Southwest Ohio – Wildlife District 5
• During the statewide muzzleloader season, Montgomery County Wildlife Officer Trent Weaver found two trucks parked in a field in Preble County. Using his computer, he discovered that both registered vehicle owners had previously killed deer in a one deer county and appeared to be “tagged out.” Weaver set out on foot and contacted the first hunter in his hunting blind. There was a strong odor of burned marijuana in the enclosed blind with the windows nearly zipped completely closed. He was arrested for using weapons while intoxicated and possession of marijuana and a pipe. The charges are still pending. Wildlife officer Brad Turner and Field Supervisor Brian Goldick, riding together, responded to the scene given the multiple subjects and the violations that were discovered. The second hunter was located by Weaver, who asked the hunter where he had harvested his first deer. The subject stated that he had killed it on the farm where they were standing. This subject was hunting on his second either sex deer permit, a violation for zone A. Weaver asked him if he had read the laws. The subject stated that he had not even received a copy of them. Weaver later provided him with a copy of the hunting regulations, cited him, and released him. The third hunter was located, and discovered that he had never had taken a hunter education course. He was cited for this violation. The second and third hunters paid their bond to the court.
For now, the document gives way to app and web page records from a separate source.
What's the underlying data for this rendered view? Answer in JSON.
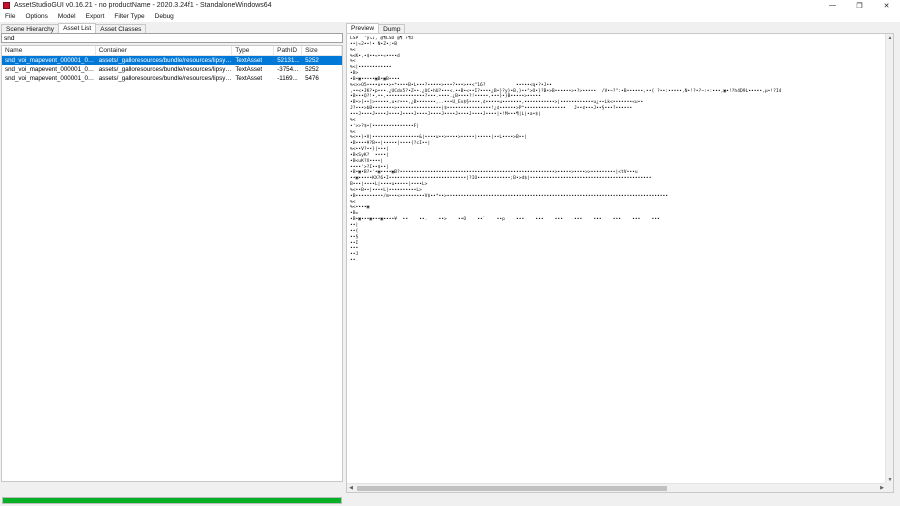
{
  "window": {
    "title": "AssetStudioGUI v0.16.21 - no productName - 2020.3.24f1 - StandaloneWindows64",
    "minimize": "—",
    "maximize": "❐",
    "close": "✕"
  },
  "menu": [
    "File",
    "Options",
    "Model",
    "Export",
    "Filter Type",
    "Debug"
  ],
  "left_tabs": [
    "Scene Hierarchy",
    "Asset List",
    "Asset Classes"
  ],
  "filter": {
    "value": "snd"
  },
  "columns": [
    "Name",
    "Container",
    "Type",
    "PathID",
    "Size"
  ],
  "rows": [
    {
      "name": "snd_voi_mapevent_000001_0001",
      "container": "assets/_galloresources/bundle/resources/lipsync/...",
      "type": "TextAsset",
      "pathid": "52131...",
      "size": "5252"
    },
    {
      "name": "snd_voi_mapevent_000001_0003",
      "container": "assets/_galloresources/bundle/resources/lipsync/...",
      "type": "TextAsset",
      "pathid": "-3754...",
      "size": "5252"
    },
    {
      "name": "snd_voi_mapevent_000001_0002",
      "container": "assets/_galloresources/bundle/resources/lipsync/...",
      "type": "TextAsset",
      "pathid": "-1169...",
      "size": "5476"
    }
  ],
  "progress_percent": 100,
  "progress_color": "#06b025",
  "right_tabs": [
    "Preview",
    "Dump"
  ],
  "preview_lines": [
    "LSP `‘ý↘↓, @¶LSD @¶ ↑¶z",
    "••|«2••!• N•Z•;•B",
    "%<",
    "%<K•,•$••«••«••••d",
    "%<",
    "%<|••••••••••••",
    "•B>",
    "•B•▣•••••▣B•▣B••••",
    "%<>>O5••••u•••>•*••••B•L•••?•••••>•••?•••>••<\"16?           •••••<q•?•J••",
    ",••<•JK?•p•••.¿UCdx5?•Z••.¿UC•hU?•••<.••B•<••I?••••¿B•}?y}•B,}••°>O•}?B•>B••••••>•?>•••••  /V•~?\":•B••••••,••{ ?••:•••••,N•!?•?~:•:•••,▣•!?h4D9L•••••,µ•!?I4",
    "•B•••Q?!•,••,••••••••••••••?•••.••••.¿B••••?!•••••,•••}•}B•••••>•••••",
    "•B•>[••]>•••••,u•r•••,¿B•••••••,..•••U_Ex$§••••,¢•••••u•••••••,•••••••••••>|••••••••••••u¿••Lk<•••••••<u••",
    "J?•••>bB••••••••>••••••••••••••••|$••••••••••••••••!¿¢••••••>P^•••••••••••••••   J••¢•••J••§•••?••••••",
    "•••J••••J••••J••••J••••J••••J••••J••••J••••J••••J••••|•!M•••¶|L|•a•$|",
    "%<",
    "•'>>?$•[•••••••••••••••F|",
    "%<",
    "%<••}•V|•••••••••••••••••&|••••u••>••••>•••••|•••••|••L••••>B••|",
    "•B••••¥?B••|•••••|••••{?cI••|",
    "%<••V?••}|•••|",
    "•B<SyK?  ••••|",
    "•B<uK?X••••|",
    "••••'>?I••$••|",
    "•B•▣•B?•'•▣••••▣B?••••••••••••••••••••••••••••••••••••••••••••••••••••••••>•••••>••••>>•••••••••|<tV•••u",
    "••▣•••••KX?6•I••••••••••••••••••••••••••••|?IO••••••••••••;B•>d$|••••••••••••••••••••••••••••••••••••••••••••",
    "B•••|••••L|••••u•••••|••••L>",
    "%<••B••|••••L|••••••••••L>",
    "•B••••••••••/m•••<•••••••••V$••*••>••••••••••••••••••••••••••••••••••••••••••••••••••••••••••••••••••••••••••••••••",
    "%<",
    "%<••••▣",
    "•B=",
    "•B•▣•••▣•••▣••••¥  ••    ••.    ••>    ••O    ••`    ••p    •••    •••    •••    •••    •••    •••    •••    •••",
    "••|",
    "••{",
    "••§",
    "••I",
    "•••",
    "••J",
    "••"
  ]
}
All of the violations were a direct result of the new checking system, licensing, and the computer’s capability of discovering things about hunters that previously a wildlife officer may have never discovered.Edit Module